Open House
by Tina Hacker

My husband frowns
at blotches of my toothpaste
on the bathroom mirror
as if they are bruises
on our home, like scars
on a face that cause people
to turn away,
stains that will scare buyers
before they see other rooms
boasting flawless complexions.

Strangers look into
corners and closets
and we are stripped naked
by the rise of an eyebrow,
the widening of an eye,
our routines exposed
in the folds of a blanket,
the drape of a towel.

Children run down hallways
of this new playground.
A boy tosses a yellow ball
into the air, watches it
bounce against crown molding;
his brother pushes a truck across
the floor, sideswiping table legs
as it conquers the road.

Their mother mouths
“no” to her husband; her verdict
leaves us slighted and sore.
The gracious demeanor
I donned that morning unravels.
I catch the ball, pick up the truck,
ignore the mother’s look of disdain
that condemns both me and my house.
She slams the door as she walks out.

A young teacher sits on our sofa,
reluctant to leave the house
she wants but can’t afford.
I fill the place she vacates,
lean against the still warm pillow
trying to see my home through her eyes.

SOURCE: Previously published in Cutting It.

NOTE FROM THE AUTHOR: From two homes to one. Selling a house is difficult as anyone who has sold one knows. This poem reflects the emotions we had and “a trial by toothpaste” at our first open house.


ABOUT THE AUTHOR: Tina Hacker is a four-time Pushcart Prize nominee whose work has appeared in a wide variety of journals, both online and paper. Her full-length poetry book, Listening to Night Whistles, , published by Aldrich Press and her chapbook, Cutting It, published by The Lives You Touch Publications are available on Amazon. Since 1976, she has edited poetry for Veterans’ Voices, a magazine of writing by veterans across the country. This year she was given the honor of being a 2016 Muse of The Writers Place in Kansas City.

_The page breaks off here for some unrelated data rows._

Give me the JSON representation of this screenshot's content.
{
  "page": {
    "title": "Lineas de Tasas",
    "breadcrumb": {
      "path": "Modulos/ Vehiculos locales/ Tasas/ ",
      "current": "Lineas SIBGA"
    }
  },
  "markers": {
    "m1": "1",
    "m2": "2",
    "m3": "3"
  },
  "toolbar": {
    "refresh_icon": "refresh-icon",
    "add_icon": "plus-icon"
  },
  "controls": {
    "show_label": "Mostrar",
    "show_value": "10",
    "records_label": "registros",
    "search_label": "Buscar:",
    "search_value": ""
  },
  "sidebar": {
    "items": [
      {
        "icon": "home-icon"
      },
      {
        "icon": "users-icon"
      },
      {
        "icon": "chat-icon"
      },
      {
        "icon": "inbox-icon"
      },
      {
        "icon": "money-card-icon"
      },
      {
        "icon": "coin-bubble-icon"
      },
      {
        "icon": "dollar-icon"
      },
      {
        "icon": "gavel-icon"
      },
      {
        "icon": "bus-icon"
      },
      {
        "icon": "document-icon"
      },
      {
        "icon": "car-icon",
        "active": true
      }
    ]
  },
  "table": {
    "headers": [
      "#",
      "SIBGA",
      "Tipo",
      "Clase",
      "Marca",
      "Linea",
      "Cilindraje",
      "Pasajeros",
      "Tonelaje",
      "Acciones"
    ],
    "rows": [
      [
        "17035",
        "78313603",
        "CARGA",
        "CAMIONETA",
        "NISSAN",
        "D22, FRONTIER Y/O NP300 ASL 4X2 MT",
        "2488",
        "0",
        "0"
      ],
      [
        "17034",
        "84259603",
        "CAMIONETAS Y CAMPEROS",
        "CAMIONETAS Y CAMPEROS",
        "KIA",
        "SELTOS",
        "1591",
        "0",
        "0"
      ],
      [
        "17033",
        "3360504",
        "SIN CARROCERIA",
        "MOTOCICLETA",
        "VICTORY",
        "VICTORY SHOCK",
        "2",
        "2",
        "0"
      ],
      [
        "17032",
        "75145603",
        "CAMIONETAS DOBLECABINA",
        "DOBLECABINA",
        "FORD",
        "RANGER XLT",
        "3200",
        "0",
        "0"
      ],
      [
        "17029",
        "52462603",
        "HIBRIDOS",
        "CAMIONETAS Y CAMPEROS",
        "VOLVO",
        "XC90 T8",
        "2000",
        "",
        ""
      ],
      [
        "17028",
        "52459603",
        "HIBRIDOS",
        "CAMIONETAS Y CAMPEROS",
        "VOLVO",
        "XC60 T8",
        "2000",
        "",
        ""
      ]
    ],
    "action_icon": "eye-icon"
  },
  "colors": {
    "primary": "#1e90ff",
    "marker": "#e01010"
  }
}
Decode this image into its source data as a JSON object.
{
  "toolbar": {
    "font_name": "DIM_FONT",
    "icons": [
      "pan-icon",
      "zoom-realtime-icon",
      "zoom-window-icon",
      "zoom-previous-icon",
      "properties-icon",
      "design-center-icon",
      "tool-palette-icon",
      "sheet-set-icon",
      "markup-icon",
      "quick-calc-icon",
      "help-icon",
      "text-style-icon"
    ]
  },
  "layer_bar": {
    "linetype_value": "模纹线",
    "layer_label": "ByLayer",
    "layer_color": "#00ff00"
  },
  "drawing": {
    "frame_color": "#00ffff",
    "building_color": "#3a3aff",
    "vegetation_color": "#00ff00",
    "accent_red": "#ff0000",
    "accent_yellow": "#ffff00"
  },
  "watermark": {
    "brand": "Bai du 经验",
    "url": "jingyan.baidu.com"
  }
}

AUTHOR PHOTO: Tina Hacker posing behind a cutout at a performance ofThe Magic Flute.